The Very Very Important People of the evening were Olivia Harrison (widow of George), Barbara Bach and her husband, Ringo Starr. "I can say that I remember Amoeba, because I was there," Paul quipped from the stage. "And you were there too, right?" With that, he pointed at Ringo and the crowd went wild... The two surviving Beatles under the same roof. I'm certain there were tears in the audience at that moment - that was one of the most highly charged crowds I'd ever been in.

There were plenty of tears outside of the store, and lots of begging too. The crowd just kept coming after the store had long been closed off, and about 20 minutes into the show, the cops came. They cleared the sidewalk in front of Amoeba, and hundreds of fans lined up across the street and on either side of the building. The front doors of the store were opened to let in air and let out the music. Those people outside clapped and cheered just as much as the ones on the inside.

Okay, so back to the show.

Paul was the "cute" one, and I guess they were all kinda silly, right? Well, Paul was pretty silly during the whole set. He revisited the past by telling the audience that he could do just about anything up there and they wouldn't care, and then proceeded to lead them all in a gibberish call and response. And you know what? The crowd did it. He also told them all that they looked like the kids in the movie "Village of the Damned" and proceeded to do a zombie walk and stare across the stage. He glanced down at the crowd and said, "No, that won't work - you're all still smiling!"

During "I'll Follow the Sun," he faked the crowd out by ending the song and then repeating the last refrain not once, not twice, not three times, but FOUR times! He sang a quick "happy birthday" (the regular version, not his own) to someone in the front, he made fun of the person crazily shouting out requests, and he got choked up when introducing the song "Here Today." He said it was a song he had written with John in mind, but he supposed that now it could also be dedicated to George and Linda. I can guarantee that moment brought more tears.

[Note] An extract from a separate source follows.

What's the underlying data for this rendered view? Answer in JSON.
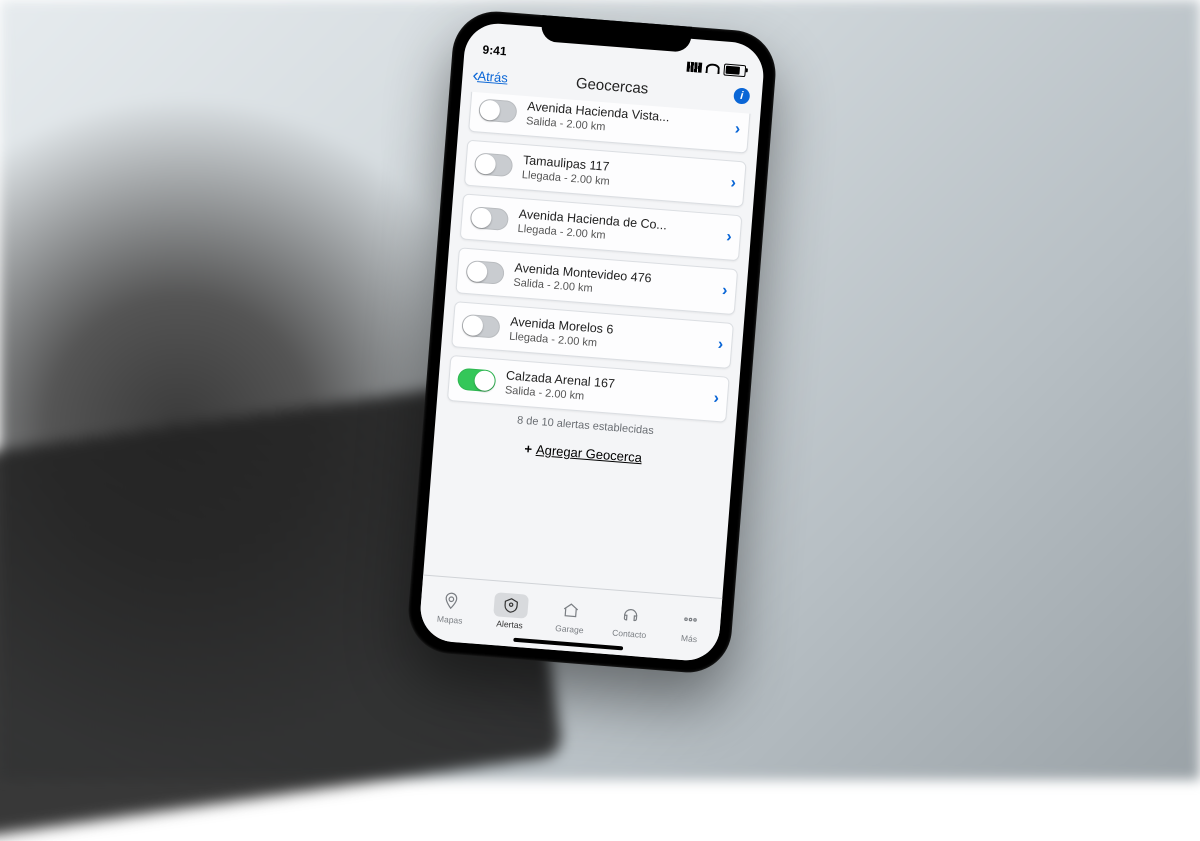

Highlights for me included "Blackbird," which was the first song I ever learned on guitar. (I couldn't play it today to save my life, though.) "Hey Jude," "The Long & Winding Road," and "Let It Be" also made me pretty happy. All my hippie friends got nuts over "I've Got A Feeling," and I have to say that track got me to pull out the album and blast it a couple times the next day... But by the end of the show, I was standing on the buy counter (where people trade stuff in) near the front of the store with my Amoeba friends Cliff, Henry and Rick, we all couldn't stop dancing when the band busted out "I Saw Her Standing There."

Afterwards, he retired to the VIP area as we ushered people out. A few Amoeba employees went into the back and met the icon, but the guys noticed he was much chummier with the ladies then he was with them. Well, Amoeba girls are cute, what with all their tattoos and piercings and whatnot. Come on!

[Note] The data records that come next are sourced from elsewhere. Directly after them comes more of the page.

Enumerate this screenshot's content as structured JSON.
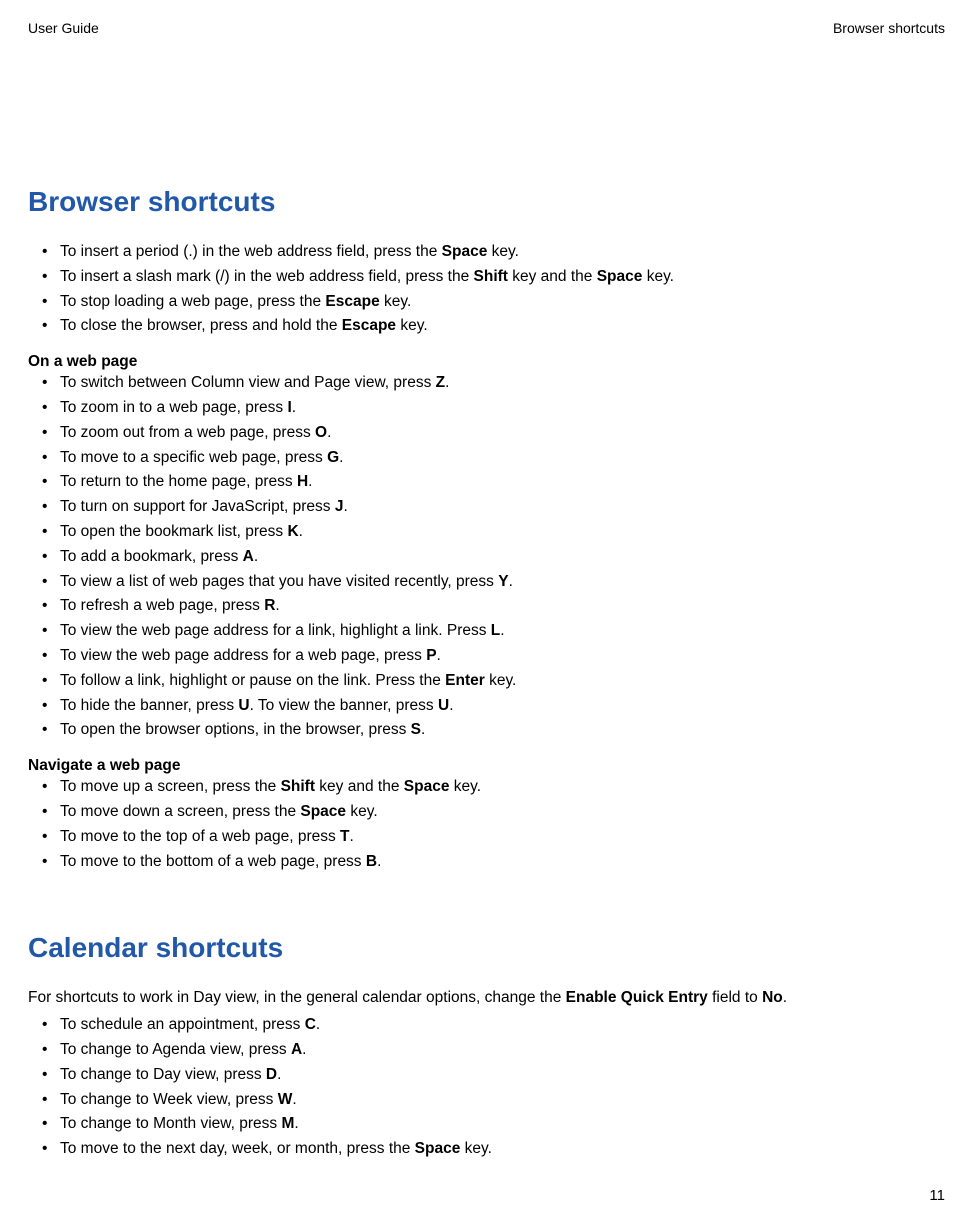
{
  "header": {
    "left": "User Guide",
    "right": "Browser shortcuts"
  },
  "page_number": "11",
  "sections": {
    "browser": {
      "title": "Browser shortcuts",
      "general": [
        [
          [
            "To insert a period (.) in the web address field, press the "
          ],
          [
            "b",
            "Space"
          ],
          [
            " key."
          ]
        ],
        [
          [
            "To insert a slash mark (/) in the web address field, press the "
          ],
          [
            "b",
            "Shift"
          ],
          [
            " key and the "
          ],
          [
            "b",
            "Space"
          ],
          [
            " key."
          ]
        ],
        [
          [
            "To stop loading a web page, press the "
          ],
          [
            "b",
            "Escape"
          ],
          [
            " key."
          ]
        ],
        [
          [
            "To close the browser, press and hold the "
          ],
          [
            "b",
            "Escape"
          ],
          [
            " key."
          ]
        ]
      ],
      "on_page_label": "On a web page",
      "on_page": [
        [
          [
            "To switch between Column view and Page view, press "
          ],
          [
            "b",
            "Z"
          ],
          [
            "."
          ]
        ],
        [
          [
            "To zoom in to a web page, press "
          ],
          [
            "b",
            "I"
          ],
          [
            "."
          ]
        ],
        [
          [
            "To zoom out from a web page, press "
          ],
          [
            "b",
            "O"
          ],
          [
            "."
          ]
        ],
        [
          [
            "To move to a specific web page, press "
          ],
          [
            "b",
            "G"
          ],
          [
            "."
          ]
        ],
        [
          [
            "To return to the home page, press "
          ],
          [
            "b",
            "H"
          ],
          [
            "."
          ]
        ],
        [
          [
            "To turn on support for JavaScript, press "
          ],
          [
            "b",
            "J"
          ],
          [
            "."
          ]
        ],
        [
          [
            "To open the bookmark list, press "
          ],
          [
            "b",
            "K"
          ],
          [
            "."
          ]
        ],
        [
          [
            "To add a bookmark, press "
          ],
          [
            "b",
            "A"
          ],
          [
            "."
          ]
        ],
        [
          [
            "To view a list of web pages that you have visited recently, press "
          ],
          [
            "b",
            "Y"
          ],
          [
            "."
          ]
        ],
        [
          [
            "To refresh a web page, press "
          ],
          [
            "b",
            "R"
          ],
          [
            "."
          ]
        ],
        [
          [
            "To view the web page address for a link, highlight a link. Press "
          ],
          [
            "b",
            "L"
          ],
          [
            "."
          ]
        ],
        [
          [
            "To view the web page address for a web page, press "
          ],
          [
            "b",
            "P"
          ],
          [
            "."
          ]
        ],
        [
          [
            "To follow a link, highlight or pause on the link. Press the "
          ],
          [
            "b",
            "Enter"
          ],
          [
            " key."
          ]
        ],
        [
          [
            "To hide the banner, press "
          ],
          [
            "b",
            "U"
          ],
          [
            ". To view the banner, press "
          ],
          [
            "b",
            "U"
          ],
          [
            "."
          ]
        ],
        [
          [
            "To open the browser options, in the browser, press "
          ],
          [
            "b",
            "S"
          ],
          [
            "."
          ]
        ]
      ],
      "nav_label": "Navigate a web page",
      "nav": [
        [
          [
            "To move up a screen, press the "
          ],
          [
            "b",
            "Shift"
          ],
          [
            " key and the "
          ],
          [
            "b",
            "Space"
          ],
          [
            " key."
          ]
        ],
        [
          [
            "To move down a screen, press the "
          ],
          [
            "b",
            "Space"
          ],
          [
            " key."
          ]
        ],
        [
          [
            "To move to the top of a web page, press "
          ],
          [
            "b",
            "T"
          ],
          [
            "."
          ]
        ],
        [
          [
            "To move to the bottom of a web page, press "
          ],
          [
            "b",
            "B"
          ],
          [
            "."
          ]
        ]
      ]
    },
    "calendar": {
      "title": "Calendar shortcuts",
      "intro": [
        [
          "For shortcuts to work in Day view, in the general calendar options, change the "
        ],
        [
          "b",
          "Enable Quick Entry"
        ],
        [
          " field to "
        ],
        [
          "b",
          "No"
        ],
        [
          "."
        ]
      ],
      "items": [
        [
          [
            "To schedule an appointment, press "
          ],
          [
            "b",
            "C"
          ],
          [
            "."
          ]
        ],
        [
          [
            "To change to Agenda view, press "
          ],
          [
            "b",
            "A"
          ],
          [
            "."
          ]
        ],
        [
          [
            "To change to Day view, press "
          ],
          [
            "b",
            "D"
          ],
          [
            "."
          ]
        ],
        [
          [
            "To change to Week view, press "
          ],
          [
            "b",
            "W"
          ],
          [
            "."
          ]
        ],
        [
          [
            "To change to Month view, press "
          ],
          [
            "b",
            "M"
          ],
          [
            "."
          ]
        ],
        [
          [
            "To move to the next day, week, or month, press the "
          ],
          [
            "b",
            "Space"
          ],
          [
            " key."
          ]
        ]
      ]
    }
  }
}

Sure, music geeks will argue the qualities of John and George and always delegate Paul as the pop guy. But you know what? Those guys are no longer with us. And yes, they are brilliant. But Paul McCartney ain't chopped liver; remember - he co-wrote most of that stuff. And to hear those songs coming from that voice - just a hundred feet away from me - well, it's an experience I won't ever forget. It was amazing.

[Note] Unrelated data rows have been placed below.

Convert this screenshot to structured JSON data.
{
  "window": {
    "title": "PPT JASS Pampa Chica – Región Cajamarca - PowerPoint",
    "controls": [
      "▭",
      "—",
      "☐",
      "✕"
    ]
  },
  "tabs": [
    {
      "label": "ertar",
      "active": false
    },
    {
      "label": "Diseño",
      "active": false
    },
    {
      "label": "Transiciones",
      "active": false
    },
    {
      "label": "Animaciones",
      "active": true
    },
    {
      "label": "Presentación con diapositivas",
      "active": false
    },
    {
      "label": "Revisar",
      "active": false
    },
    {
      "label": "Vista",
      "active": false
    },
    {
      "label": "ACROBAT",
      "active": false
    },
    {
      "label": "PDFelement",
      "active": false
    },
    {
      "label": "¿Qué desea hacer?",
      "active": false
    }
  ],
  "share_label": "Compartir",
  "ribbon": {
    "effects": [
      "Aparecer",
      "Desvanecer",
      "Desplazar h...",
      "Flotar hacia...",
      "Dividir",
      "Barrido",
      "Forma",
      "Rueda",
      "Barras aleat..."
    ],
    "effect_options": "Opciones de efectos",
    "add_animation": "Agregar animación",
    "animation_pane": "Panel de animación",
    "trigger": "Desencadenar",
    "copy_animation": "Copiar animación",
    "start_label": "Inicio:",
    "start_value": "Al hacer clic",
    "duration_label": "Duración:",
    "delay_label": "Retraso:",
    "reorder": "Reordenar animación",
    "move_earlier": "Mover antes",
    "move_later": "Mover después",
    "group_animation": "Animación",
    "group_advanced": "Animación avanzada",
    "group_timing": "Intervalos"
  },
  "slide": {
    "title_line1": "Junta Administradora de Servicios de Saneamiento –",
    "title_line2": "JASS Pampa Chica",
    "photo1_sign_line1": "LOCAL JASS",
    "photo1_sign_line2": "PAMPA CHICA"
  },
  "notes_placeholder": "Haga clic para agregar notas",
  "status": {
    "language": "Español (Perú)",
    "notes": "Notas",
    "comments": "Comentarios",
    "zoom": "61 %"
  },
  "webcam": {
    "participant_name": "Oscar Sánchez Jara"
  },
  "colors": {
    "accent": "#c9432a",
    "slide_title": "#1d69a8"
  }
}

So, when all is said and done, here's the setlist:

Drive My Car
Only Mama Knows
Dance Tonight
C Moon
The Long and Winding Road
I'll Follow the Sun
Calico Skies
That Was Me
Here Today
Back in the USSR
Nod Your Head
House of Wax
I've Got A Feeling
Get Back
Hey Jude
Let It Be
Lady Madonna
I Saw Her Standing There

And somewhere in the middle of that, he busted out into "Baby Face" (as in, "you've got the cutest little...") which was a corny piano romp. Ever the vaudevillian, eh?

Check out some killer pics on Amoeba's website here.